:: Entries shown ::

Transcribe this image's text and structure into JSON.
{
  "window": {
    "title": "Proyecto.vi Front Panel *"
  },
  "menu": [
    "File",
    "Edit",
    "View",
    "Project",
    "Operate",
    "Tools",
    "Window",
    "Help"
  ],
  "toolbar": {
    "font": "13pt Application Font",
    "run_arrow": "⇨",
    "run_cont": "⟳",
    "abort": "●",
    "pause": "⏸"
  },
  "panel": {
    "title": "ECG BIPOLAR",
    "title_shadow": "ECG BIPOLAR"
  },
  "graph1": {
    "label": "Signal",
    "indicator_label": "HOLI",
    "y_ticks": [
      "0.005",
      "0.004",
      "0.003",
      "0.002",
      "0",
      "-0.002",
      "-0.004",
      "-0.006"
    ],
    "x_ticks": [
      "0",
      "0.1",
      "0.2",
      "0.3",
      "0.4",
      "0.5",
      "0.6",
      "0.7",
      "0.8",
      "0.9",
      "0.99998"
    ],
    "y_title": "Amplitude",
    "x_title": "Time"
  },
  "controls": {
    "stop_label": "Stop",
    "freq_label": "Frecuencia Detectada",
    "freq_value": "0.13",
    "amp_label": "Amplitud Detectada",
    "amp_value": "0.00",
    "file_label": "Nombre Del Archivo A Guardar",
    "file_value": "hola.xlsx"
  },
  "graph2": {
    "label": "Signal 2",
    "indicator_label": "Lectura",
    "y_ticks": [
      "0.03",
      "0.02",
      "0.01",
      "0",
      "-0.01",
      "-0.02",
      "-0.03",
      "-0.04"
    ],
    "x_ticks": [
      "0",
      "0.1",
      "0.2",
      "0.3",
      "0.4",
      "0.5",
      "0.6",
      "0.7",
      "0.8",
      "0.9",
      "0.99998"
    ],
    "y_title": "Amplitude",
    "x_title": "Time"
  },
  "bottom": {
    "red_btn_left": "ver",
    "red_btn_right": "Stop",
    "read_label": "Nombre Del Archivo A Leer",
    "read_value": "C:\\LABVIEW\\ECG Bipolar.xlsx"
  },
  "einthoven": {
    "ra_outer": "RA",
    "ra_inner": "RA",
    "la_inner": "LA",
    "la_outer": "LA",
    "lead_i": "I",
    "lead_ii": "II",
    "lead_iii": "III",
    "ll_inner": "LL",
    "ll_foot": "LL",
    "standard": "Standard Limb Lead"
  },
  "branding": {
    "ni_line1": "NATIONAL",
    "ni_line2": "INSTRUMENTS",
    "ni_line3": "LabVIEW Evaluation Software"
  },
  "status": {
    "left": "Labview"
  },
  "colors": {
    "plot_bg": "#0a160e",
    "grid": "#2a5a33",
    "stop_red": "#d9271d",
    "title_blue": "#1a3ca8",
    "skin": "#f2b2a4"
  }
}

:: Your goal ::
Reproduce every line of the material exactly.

:: Reply ::
Transcribe this image's text and structure into JSON.
{
  "window": {
    "title": "Proyecto.vi Front Panel *"
  },
  "menu": [
    "File",
    "Edit",
    "View",
    "Project",
    "Operate",
    "Tools",
    "Window",
    "Help"
  ],
  "toolbar": {
    "font": "13pt Application Font",
    "run_arrow": "⇨",
    "run_cont": "⟳",
    "abort": "●",
    "pause": "⏸"
  },
  "panel": {
    "title": "ECG BIPOLAR",
    "title_shadow": "ECG BIPOLAR"
  },
  "graph1": {
    "label": "Signal",
    "indicator_label": "HOLI",
    "y_ticks": [
      "0.005",
      "0.004",
      "0.003",
      "0.002",
      "0",
      "-0.002",
      "-0.004",
      "-0.006"
    ],
    "x_ticks": [
      "0",
      "0.1",
      "0.2",
      "0.3",
      "0.4",
      "0.5",
      "0.6",
      "0.7",
      "0.8",
      "0.9",
      "0.99998"
    ],
    "y_title": "Amplitude",
    "x_title": "Time"
  },
  "controls": {
    "stop_label": "Stop",
    "freq_label": "Frecuencia Detectada",
    "freq_value": "0.13",
    "amp_label": "Amplitud Detectada",
    "amp_value": "0.00",
    "file_label": "Nombre Del Archivo A Guardar",
    "file_value": "hola.xlsx"
  },
  "graph2": {
    "label": "Signal 2",
    "indicator_label": "Lectura",
    "y_ticks": [
      "0.03",
      "0.02",
      "0.01",
      "0",
      "-0.01",
      "-0.02",
      "-0.03",
      "-0.04"
    ],
    "x_ticks": [
      "0",
      "0.1",
      "0.2",
      "0.3",
      "0.4",
      "0.5",
      "0.6",
      "0.7",
      "0.8",
      "0.9",
      "0.99998"
    ],
    "y_title": "Amplitude",
    "x_title": "Time"
  },
  "bottom": {
    "red_btn_left": "ver",
    "red_btn_right": "Stop",
    "read_label": "Nombre Del Archivo A Leer",
    "read_value": "C:\\LABVIEW\\ECG Bipolar.xlsx"
  },
  "einthoven": {
    "ra_outer": "RA",
    "ra_inner": "RA",
    "la_inner": "LA",
    "la_outer": "LA",
    "lead_i": "I",
    "lead_ii": "II",
    "lead_iii": "III",
    "ll_inner": "LL",
    "ll_foot": "LL",
    "standard": "Standard Limb Lead"
  },
  "branding": {
    "ni_line1": "NATIONAL",
    "ni_line2": "INSTRUMENTS",
    "ni_line3": "LabVIEW Evaluation Software"
  },
  "status": {
    "left": "Labview"
  },
  "colors": {
    "plot_bg": "#0a160e",
    "grid": "#2a5a33",
    "stop_red": "#d9271d",
    "title_blue": "#1a3ca8",
    "skin": "#f2b2a4"
  }
}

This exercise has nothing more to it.